- (39) She never gave me the freedom to go where I wanted with whom I wanted, without submitting the details. This unreasonable restriction continued for as long as I lived with her.
- (40) The greatest privilege I think she denied me was the right to argue my point when we had different opinions. I didn't even know I had that right.
Legacies She Established
In My Mother's Yard at Christmas
My mother has established several beginnings on which I now build. In some instances, life would be difficult without these foundations. They are all legacies of love and I thank my mother.
- (41) Whenever I do repairs or improvements on the house we live in, I give thanks to be able build on what my sensible, responsible mother started.
- (42) Whenever someone reminds of how beautifully my mother kept her house and yard, I am motivated to repeat her performance.
- (43) After being away for more than half of my life, my mother’s church affiliation and her good citizenship record influence the kind acceptance I enjoy on my return to the neighborhood. Most people only know me as her daughter.
- (44) In my youth, my mother sent me to deliver Christmas dinners to her elderly aunts on Christmas Day; last Christmas several cousins delivered dinners to our house.
- (45) Occasionally, I call my children to remind them that I am praying for them; my mother reminded me in her letters.
Opportunities She Still Offers
There are Many Hats to Inherit
My mother is now in her 80s and diagnosed with Alzheimer’s. Our mother-daughter dance continues with some unique opportunities for me.
- (46) The honor of giving personal care to the one who cared for me;
- (47) The chance to develop the kindness, patience and compassion with which she cared for her mother;
- (48) Witnessing the value of some basic long-term habits like seeing her never forget to wash her hands and say her grace before meals;
- (49) Becoming her advocate, and looking after her interest, the way she once did for me;
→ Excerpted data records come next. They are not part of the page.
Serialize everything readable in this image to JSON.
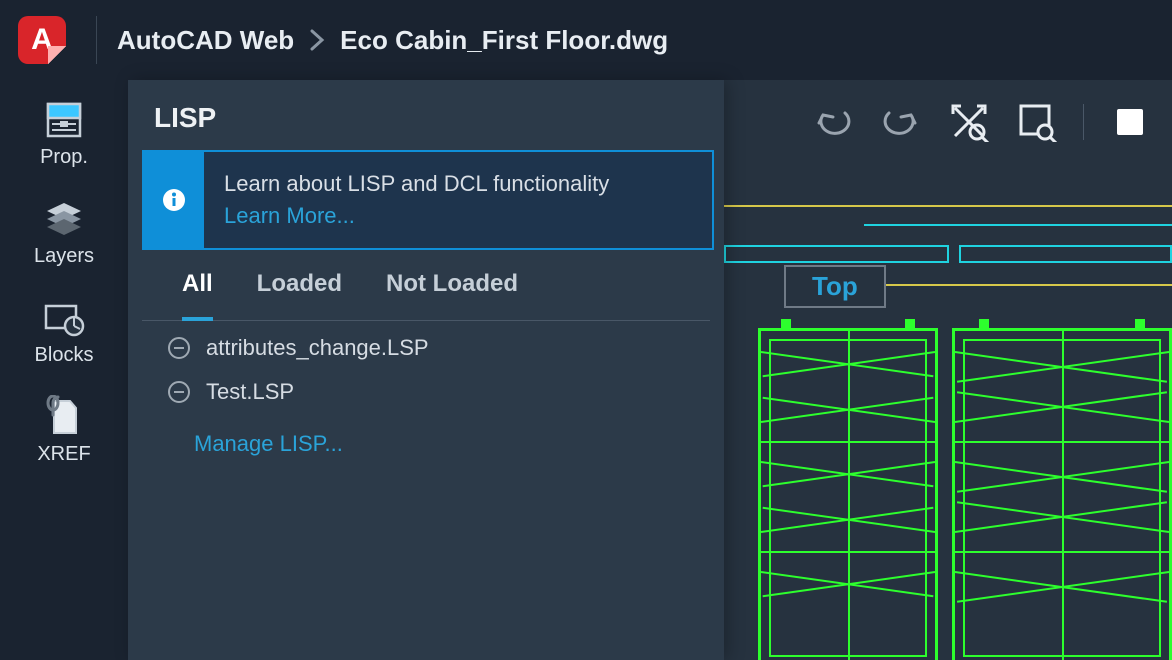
{
  "header": {
    "app_name": "AutoCAD Web",
    "file_name": "Eco Cabin_First Floor.dwg"
  },
  "left_rail": [
    {
      "label": "Prop.",
      "icon": "properties-icon"
    },
    {
      "label": "Layers",
      "icon": "layers-icon"
    },
    {
      "label": "Blocks",
      "icon": "blocks-icon"
    },
    {
      "label": "XREF",
      "icon": "xref-icon"
    }
  ],
  "lisp_panel": {
    "title": "LISP",
    "info_text": "Learn about LISP and DCL functionality",
    "info_link": "Learn More...",
    "tabs": [
      "All",
      "Loaded",
      "Not Loaded"
    ],
    "active_tab": "All",
    "files": [
      "attributes_change.LSP",
      "Test.LSP"
    ],
    "manage_link": "Manage LISP..."
  },
  "canvas": {
    "view_label": "Top",
    "toolbar_icons": [
      "undo-icon",
      "redo-icon",
      "zoom-extents-icon",
      "zoom-window-icon",
      "layout-icon"
    ]
  },
  "colors": {
    "accent": "#0f8fd8",
    "link": "#2aa3d9",
    "panel": "#2c3a49",
    "bg": "#1a2330",
    "yellow": "#d6c84a",
    "cyan": "#1fd3e0",
    "green": "#2dff2d"
  }
}
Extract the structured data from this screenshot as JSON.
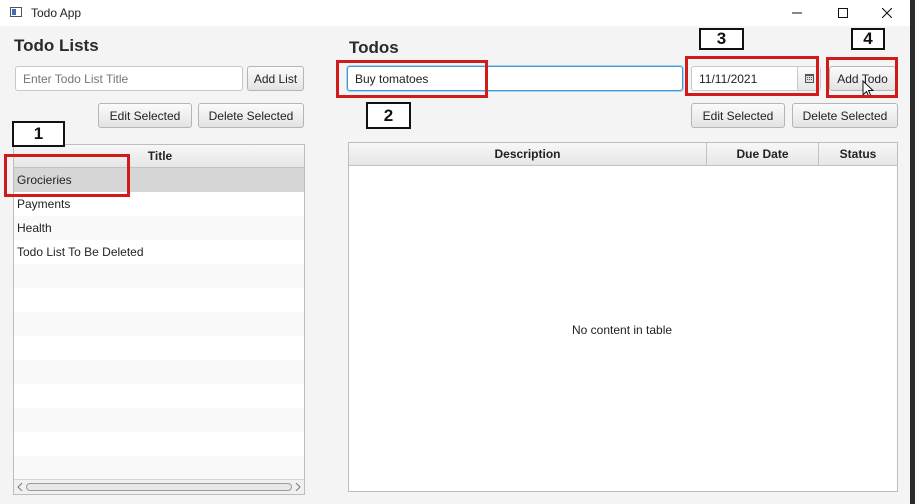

- (50) The chance to express my love and thanks like I should have been doing all along.
These fifty reasons may provide conversation for fifty nights—one reason at a time.
© 2015 Dora Weithers